Finally and importantly, this study leads us closer to identifying failing grafts, to enable early and effective intervention. It is difficult to identify in which patients immune reconstitution is likely to be suboptimal, and therefore, in whom an early decision to boost or retransplant should be taken, important because early intervention is more likely to be successful. However, additional procedures should be avoided in those patients who do not require them. This large cohort study confirms and connects observations from a number of previous small studies, namely that durable T-lymphocyte reconstitution associates with better survival; good T-lymphocyte reconstitution at 1 to 2 years post-HSCT associates with better T-lymphocyte long-term immune reconstitution, and high T-lymphocyte receptor excision (TREC) circle counts, markers of thymopoiesis, at 6 months associate with robust long-term T-lymphocyte reconstitution (see figure).
This study and other large cohort studies of SCID patients strongly emphasize the critical importance of multicenter collaboration and long-term follow-up of these rare patients in experienced centers collecting good-quality data; without careful analysis of the minutiae of immune reconstitution according to preparative conditioning regimen and genotype over 30 years, this study would have no added value over previous studies. Over the years, small pieces of the jigsaw puzzle have been pieced together, so we now have a much clearer picture of how our treatments impact our patients in the short and long term. The next steps will be to gather good-quality data on the impact of our treatment on life quality, and on very long-term outcomes.

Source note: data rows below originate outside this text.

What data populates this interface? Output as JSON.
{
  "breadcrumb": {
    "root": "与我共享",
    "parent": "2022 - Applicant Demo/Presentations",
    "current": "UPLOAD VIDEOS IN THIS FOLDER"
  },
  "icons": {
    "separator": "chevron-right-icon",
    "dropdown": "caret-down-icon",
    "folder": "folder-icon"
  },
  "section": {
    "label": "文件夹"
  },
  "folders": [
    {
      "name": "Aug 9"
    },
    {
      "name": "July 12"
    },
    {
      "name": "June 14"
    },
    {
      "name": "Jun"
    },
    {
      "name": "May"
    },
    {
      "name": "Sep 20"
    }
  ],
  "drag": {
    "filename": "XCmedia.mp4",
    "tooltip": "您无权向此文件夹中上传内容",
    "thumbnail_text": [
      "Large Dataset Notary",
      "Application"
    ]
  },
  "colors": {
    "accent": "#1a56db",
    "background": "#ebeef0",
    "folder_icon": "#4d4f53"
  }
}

This study helps lay the foundation for those future analyses.
Conflict-of-interest disclosure: The author declares no competing financial interests.